"That is deeply offensive to the First Amendment's underlying values," Valeska said of government-instituted requirements that limit officials' ability to speak publicly.
In the Whitmer administration's agreement with Gordon, he noted, the two sides pledged not to discuss the details of the resignation "in the interest of protecting deliberations among government officials." Valeska said he doesn't believe the Whitmer administration would be able to "hide behind this deliberative process rationale to keep information related to a personnel dispute under wraps."
The complicating factor is one of the two sides would still have to want to break the confidentiality pledge to call its constitutionality into question, he said. There's no indication that Gordon or Whitmer is interested in that.
The Michigan Republican Party has blasted Whitmer's agreements with Gordon and Gray, whose tenure was marred by delayed jobless payments and shortcut practices that exposed the system to fraud amounting to "hundreds of millions" of dollars. State GOP spokesman Ted Goodman said the Democratic governor "appears to be buying the silence of high-level government employees in the midst of the greatest public health crisis of our time."
"If there's nothing to hide, the governor and these former employees should provide details surrounding these payoffs and confidentiality agreements," Goodman said. "Michiganders deserve to know."
At a Thursday Michigan Senate hearing, Senate Minority Leader Jim Ananich of Flint, the chamber's top Democrat, pressed Elizabeth Hertel, the new director of the Department of Health and Human Services, about the deals with Gordon and Sarah Esty, who served as his deputy director.
Hertel said she wasn't involved in Gordon's termination, adding it's "possible" Gordon had a difference of opinion with Whitmer over how quickly to reopen the state's economy amid the COVID-19 pandemic.
Gordon resigned on Jan. 22, less than eight hours after he signed an epidemic order that allowed restaurants to begin offering indoor dining. He didn't appear at the press conference where Whitmer announced the upcoming change.
Ananich said if there were disagreements between Whitmer and Gordon over the rate of reopening the economy, it would be a legitimate reason for them to part ways.

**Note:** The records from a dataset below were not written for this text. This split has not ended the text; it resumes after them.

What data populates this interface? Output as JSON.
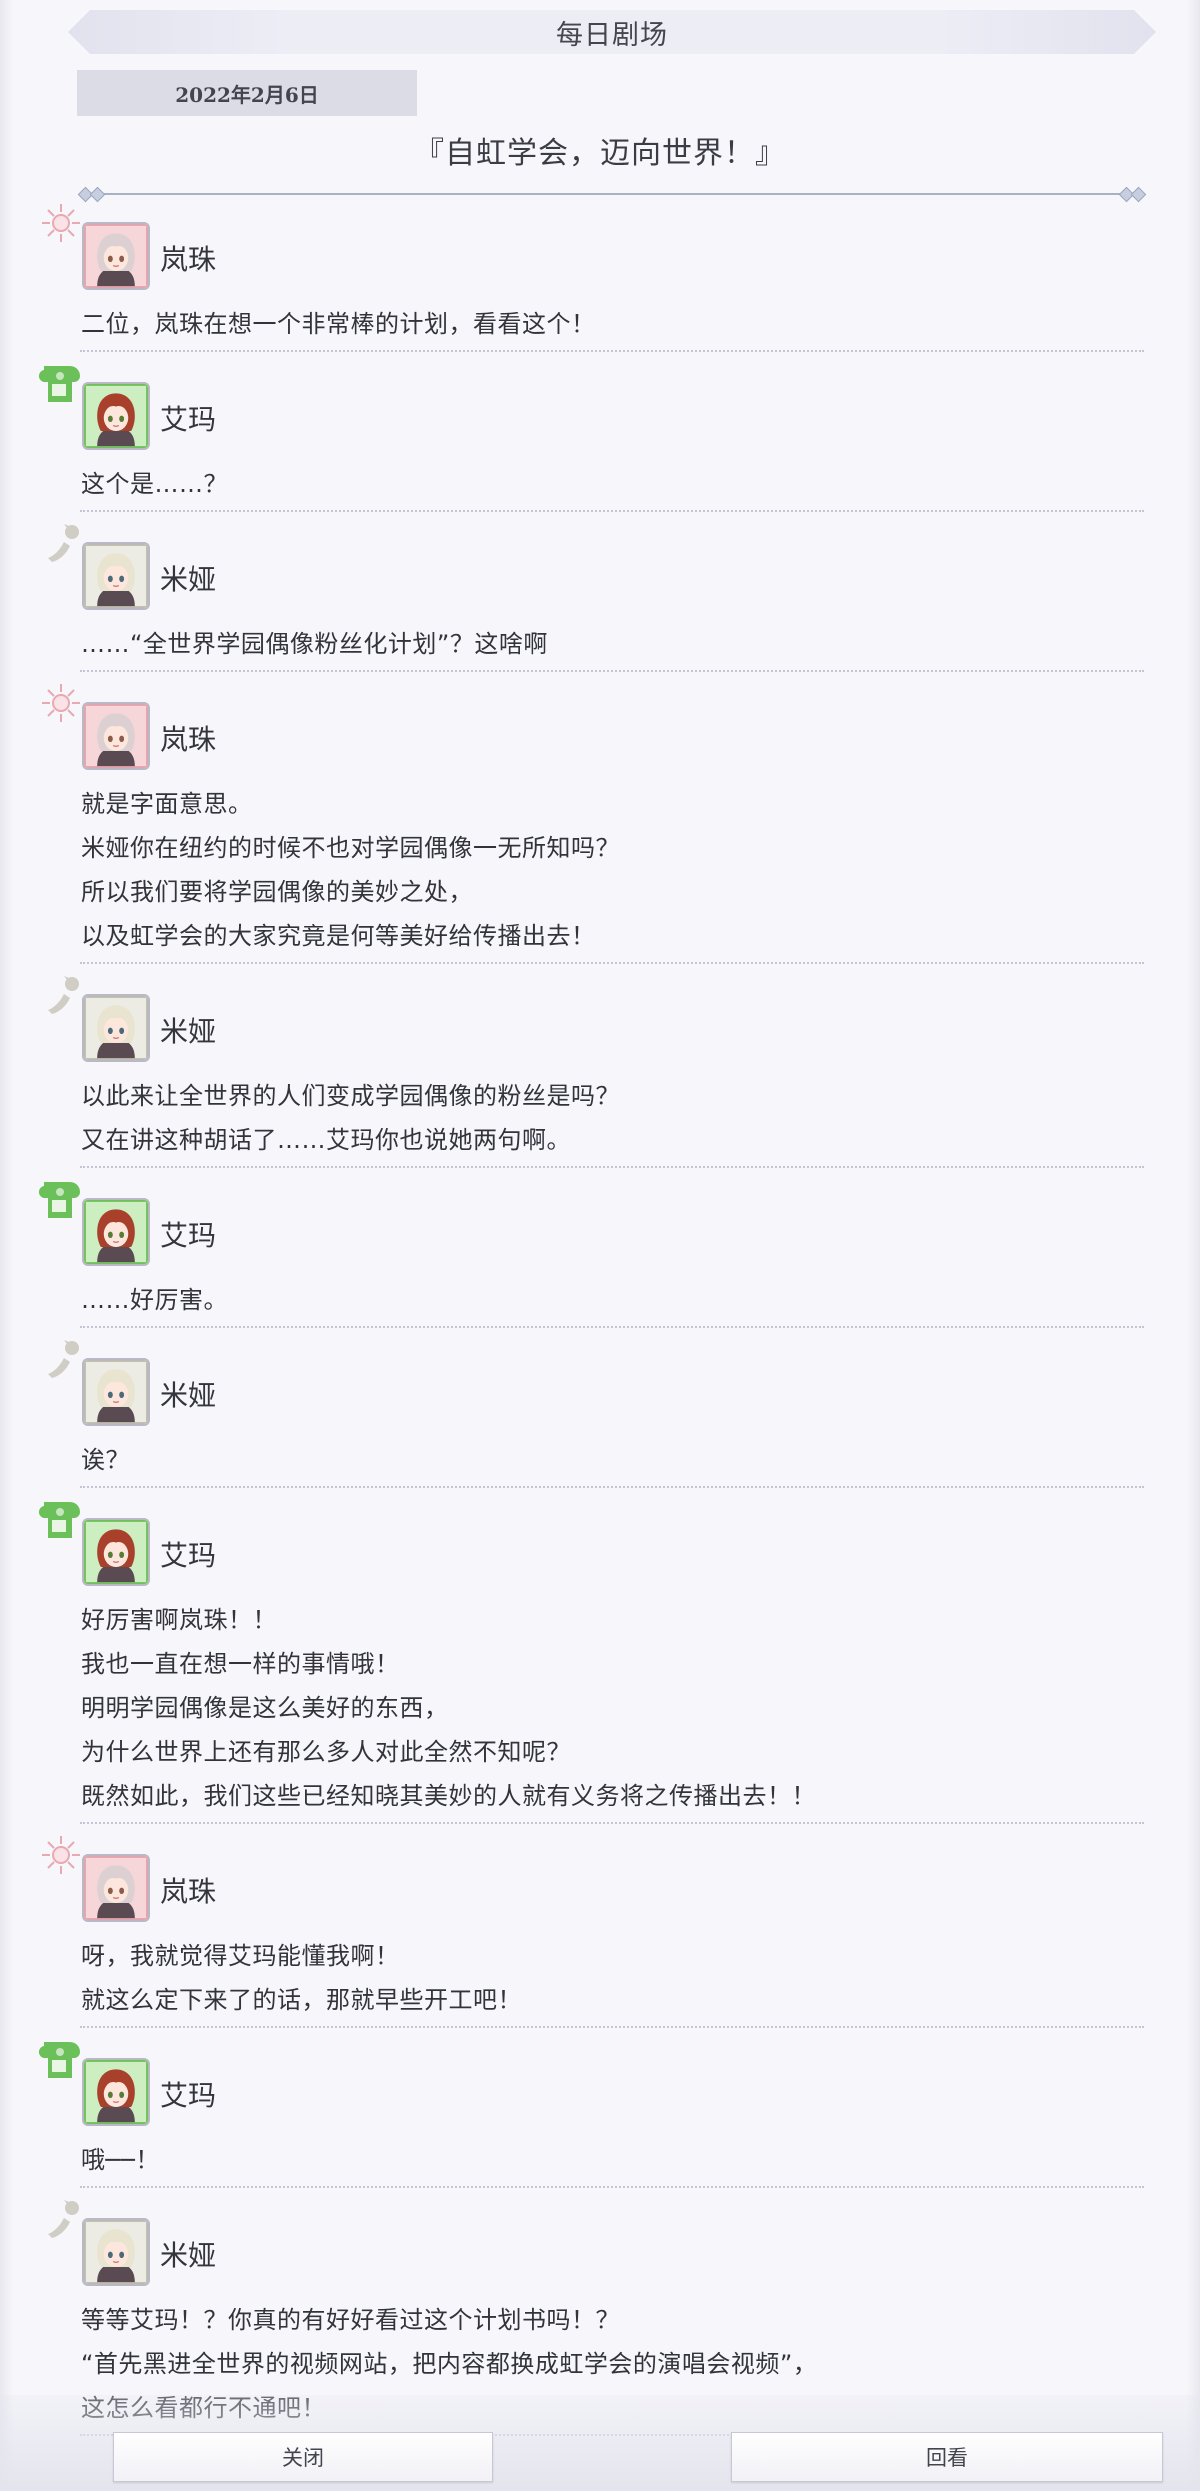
{
  "header": {
    "title": "每日剧场",
    "date": "2022年2月6日",
    "story_title": "『自虹学会，迈向世界！』"
  },
  "colors": {
    "lanzhu": "#f2b8c0",
    "aima": "#7ac86a",
    "miya": "#d5d2c8"
  },
  "dialogue": [
    {
      "character": "lanzhu",
      "speaker": "岚珠",
      "lines": [
        "二位，岚珠在想一个非常棒的计划，看看这个！"
      ]
    },
    {
      "character": "aima",
      "speaker": "艾玛",
      "lines": [
        "这个是……？"
      ]
    },
    {
      "character": "miya",
      "speaker": "米娅",
      "lines": [
        "……“全世界学园偶像粉丝化计划”？这啥啊"
      ]
    },
    {
      "character": "lanzhu",
      "speaker": "岚珠",
      "lines": [
        "就是字面意思。",
        "米娅你在纽约的时候不也对学园偶像一无所知吗？",
        "所以我们要将学园偶像的美妙之处，",
        "以及虹学会的大家究竟是何等美好给传播出去！"
      ]
    },
    {
      "character": "miya",
      "speaker": "米娅",
      "lines": [
        "以此来让全世界的人们变成学园偶像的粉丝是吗？",
        "又在讲这种胡话了……艾玛你也说她两句啊。"
      ]
    },
    {
      "character": "aima",
      "speaker": "艾玛",
      "lines": [
        "……好厉害。"
      ]
    },
    {
      "character": "miya",
      "speaker": "米娅",
      "lines": [
        "诶？"
      ]
    },
    {
      "character": "aima",
      "speaker": "艾玛",
      "lines": [
        "好厉害啊岚珠！！",
        "我也一直在想一样的事情哦！",
        "明明学园偶像是这么美好的东西，",
        "为什么世界上还有那么多人对此全然不知呢？",
        "既然如此，我们这些已经知晓其美妙的人就有义务将之传播出去！！"
      ]
    },
    {
      "character": "lanzhu",
      "speaker": "岚珠",
      "lines": [
        "呀，我就觉得艾玛能懂我啊！",
        "就这么定下来了的话，那就早些开工吧！"
      ]
    },
    {
      "character": "aima",
      "speaker": "艾玛",
      "lines": [
        "哦──！"
      ]
    },
    {
      "character": "miya",
      "speaker": "米娅",
      "lines": [
        "等等艾玛！？你真的有好好看过这个计划书吗！？",
        "“首先黑进全世界的视频网站，把内容都换成虹学会的演唱会视频”，",
        "这怎么看都行不通吧！"
      ]
    }
  ],
  "buttons": {
    "close_label": "关闭",
    "review_label": "回看"
  }
}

"There's been a lot of talk about hush money," Ananich said. "Maybe, there's a legitimate policy reason."
Separation agreements are commonplace in the private sector, but in the public sector, there's greater scrutiny over how public dollars are used, the Democratic senator said.